Formatting your HDD for storage is a critical part of getting the most out of your hard drive. When your computer is fully up to date and running, it’s time to plug in your HDD – but that doesn’t automatically make it compatible with Windows. To get the most out of your system, you’ll need to use the Disk Management function. This potent feature can be accessed in Windows 10 by typing “Disk Management” into the desktop search bar. To access your hard drive, navigate to the Disk Management screen which displays a comprehensive list of all drives connected to your computer. Locate your HDD on the list and right-click on it to proceed.
The “format” option provides the necessary operations needed to make your HDD fully compatible with any version of Windows, like NTFS formatting complete with file encryption capabilities. After formatting, you should see dramatically improved read/write speed from the hard drive when performing OS tasks or using certain types of software. Ultimately, this means faster boot times, smoother streaming performance, and shorter data write delays overall – priceless benefits for anyone looking for maximum performance from their PC setup.
SSDs come in different types

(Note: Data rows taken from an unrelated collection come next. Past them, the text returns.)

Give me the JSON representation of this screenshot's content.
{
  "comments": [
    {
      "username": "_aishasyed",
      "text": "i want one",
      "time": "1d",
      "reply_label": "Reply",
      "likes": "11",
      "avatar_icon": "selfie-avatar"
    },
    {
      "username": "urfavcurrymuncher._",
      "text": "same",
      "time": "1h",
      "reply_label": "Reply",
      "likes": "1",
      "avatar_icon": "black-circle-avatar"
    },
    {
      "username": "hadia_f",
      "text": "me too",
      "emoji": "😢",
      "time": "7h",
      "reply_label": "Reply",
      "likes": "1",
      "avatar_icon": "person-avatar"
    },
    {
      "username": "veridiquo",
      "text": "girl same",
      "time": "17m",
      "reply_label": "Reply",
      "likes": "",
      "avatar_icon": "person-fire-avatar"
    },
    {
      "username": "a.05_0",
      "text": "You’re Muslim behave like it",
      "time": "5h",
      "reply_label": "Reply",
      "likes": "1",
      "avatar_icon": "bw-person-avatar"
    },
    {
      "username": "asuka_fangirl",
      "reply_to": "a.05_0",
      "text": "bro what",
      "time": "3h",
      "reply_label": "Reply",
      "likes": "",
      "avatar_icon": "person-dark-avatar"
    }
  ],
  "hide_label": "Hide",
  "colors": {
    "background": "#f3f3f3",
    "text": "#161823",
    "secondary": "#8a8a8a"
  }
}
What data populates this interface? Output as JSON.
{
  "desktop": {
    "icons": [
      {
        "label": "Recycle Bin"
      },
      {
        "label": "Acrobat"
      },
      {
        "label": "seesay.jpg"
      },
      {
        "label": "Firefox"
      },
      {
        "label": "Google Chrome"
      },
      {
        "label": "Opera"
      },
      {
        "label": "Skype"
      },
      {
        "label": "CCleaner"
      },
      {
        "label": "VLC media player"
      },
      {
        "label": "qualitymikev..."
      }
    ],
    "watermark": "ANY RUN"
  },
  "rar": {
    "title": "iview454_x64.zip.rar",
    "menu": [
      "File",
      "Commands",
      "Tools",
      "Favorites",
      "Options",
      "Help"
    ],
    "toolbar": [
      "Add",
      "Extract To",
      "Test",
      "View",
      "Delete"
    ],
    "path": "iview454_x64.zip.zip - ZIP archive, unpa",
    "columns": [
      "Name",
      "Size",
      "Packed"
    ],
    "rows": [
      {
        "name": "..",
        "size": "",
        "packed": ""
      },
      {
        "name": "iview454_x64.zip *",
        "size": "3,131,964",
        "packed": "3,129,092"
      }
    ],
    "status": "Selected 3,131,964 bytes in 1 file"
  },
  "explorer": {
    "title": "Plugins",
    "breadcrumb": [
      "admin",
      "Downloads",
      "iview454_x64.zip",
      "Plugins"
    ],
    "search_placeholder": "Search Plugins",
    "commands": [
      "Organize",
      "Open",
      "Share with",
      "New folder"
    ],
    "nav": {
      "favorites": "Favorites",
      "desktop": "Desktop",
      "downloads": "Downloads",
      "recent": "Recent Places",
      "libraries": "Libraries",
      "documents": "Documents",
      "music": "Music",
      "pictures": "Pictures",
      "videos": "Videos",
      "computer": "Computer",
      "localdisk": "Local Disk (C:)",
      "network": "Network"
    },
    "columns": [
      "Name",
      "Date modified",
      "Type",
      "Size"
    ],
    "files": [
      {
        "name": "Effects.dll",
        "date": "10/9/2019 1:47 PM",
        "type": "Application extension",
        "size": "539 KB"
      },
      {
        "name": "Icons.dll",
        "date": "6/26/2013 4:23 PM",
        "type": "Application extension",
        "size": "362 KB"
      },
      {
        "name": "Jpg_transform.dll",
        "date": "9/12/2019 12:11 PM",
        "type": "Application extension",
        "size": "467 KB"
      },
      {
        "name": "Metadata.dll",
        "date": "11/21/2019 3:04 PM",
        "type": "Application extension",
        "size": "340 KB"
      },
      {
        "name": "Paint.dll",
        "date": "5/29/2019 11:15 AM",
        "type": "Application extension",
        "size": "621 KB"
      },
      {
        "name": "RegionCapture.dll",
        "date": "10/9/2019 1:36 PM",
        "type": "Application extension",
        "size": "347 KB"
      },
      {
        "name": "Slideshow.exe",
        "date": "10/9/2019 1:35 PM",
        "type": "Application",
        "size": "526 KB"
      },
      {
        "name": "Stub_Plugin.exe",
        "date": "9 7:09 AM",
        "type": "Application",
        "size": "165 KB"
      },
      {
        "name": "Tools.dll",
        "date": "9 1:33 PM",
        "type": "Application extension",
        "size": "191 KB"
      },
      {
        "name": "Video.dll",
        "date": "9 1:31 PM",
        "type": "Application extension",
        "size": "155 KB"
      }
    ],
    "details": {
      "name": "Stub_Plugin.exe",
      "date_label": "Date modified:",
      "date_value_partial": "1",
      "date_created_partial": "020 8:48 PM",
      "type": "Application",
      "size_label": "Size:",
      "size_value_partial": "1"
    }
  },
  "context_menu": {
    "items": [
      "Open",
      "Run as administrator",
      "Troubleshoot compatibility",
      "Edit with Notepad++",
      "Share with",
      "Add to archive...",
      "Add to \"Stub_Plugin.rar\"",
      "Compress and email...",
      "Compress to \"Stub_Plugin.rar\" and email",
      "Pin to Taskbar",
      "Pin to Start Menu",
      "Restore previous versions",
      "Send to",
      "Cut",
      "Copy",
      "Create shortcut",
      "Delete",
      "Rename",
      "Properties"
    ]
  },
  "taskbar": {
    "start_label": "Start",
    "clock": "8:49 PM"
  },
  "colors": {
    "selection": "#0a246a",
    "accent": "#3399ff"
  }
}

Solid-state drives are becoming increasingly popular as a storage solution for both home and business users. They come in many different types to suit the needs of the particular user. Basic SSDs provide the least performance, but they tend to be more cost-effective than other types of drives. They connect via Serial Advanced Technology Attachment (SATA) or serial-attached SCSI (SAS), giving customers an easy way to get into solid-state technology. For many environments, this will be enough since sequential read speeds on these types of drives tend to be higher than standard hard disk drives.
For those looking for even more power and speed, PCIe-based flash has become a popular option. These come in the form of memory cards and deliver a lot more performance than SATA or SAS SSDs do. Peripheral Component Interconnect Express-based flash is highly sought after because it offer high levels of reliability; however, these also tend to have a higher price tag attached to them. Ultimately, consumers should evaluate their needs first before deciding which type SSD is best for them.
Solid-state drives, or SSDs, are becoming increasingly popular due to their improved performance and reliability compared to hard disk drives. These features have made them a perfect fit for desktop computers and mobile devices alike.
One of the major advantages of an SSD over traditional HDD is its lack of moving parts. This eliminates problems that can occur with a rotating disk, such as mechanical failure or power loss corruption. Additionally, since no spinning disks are involved, SSDs are much quieter and use significantly less energy than traditional HDDs do which makes them ideal for laptop and mobile computing purposes. Moreover, the controllers of these drives come with predictive analytics that can detect when something is going wrong allowing for a quick substitution before it fails completely. Lastly, some advanced all-flash array vendors are able to increase user capacity utilizing data reduction techniques otherwise not available on HDD’s due to their malleable flash memory construction.
In conclusion, SSDs are becoming the preferred storage solution for many users due to their increased performance, reliability, and energy efficiency. While they are generally more expensive than traditional HDDs, the long-term benefits of investing in an SSD far outweigh any potential cost savings from a traditional HDD. For those looking for maximum performance and reliability from their system, an SSD is the best way to go.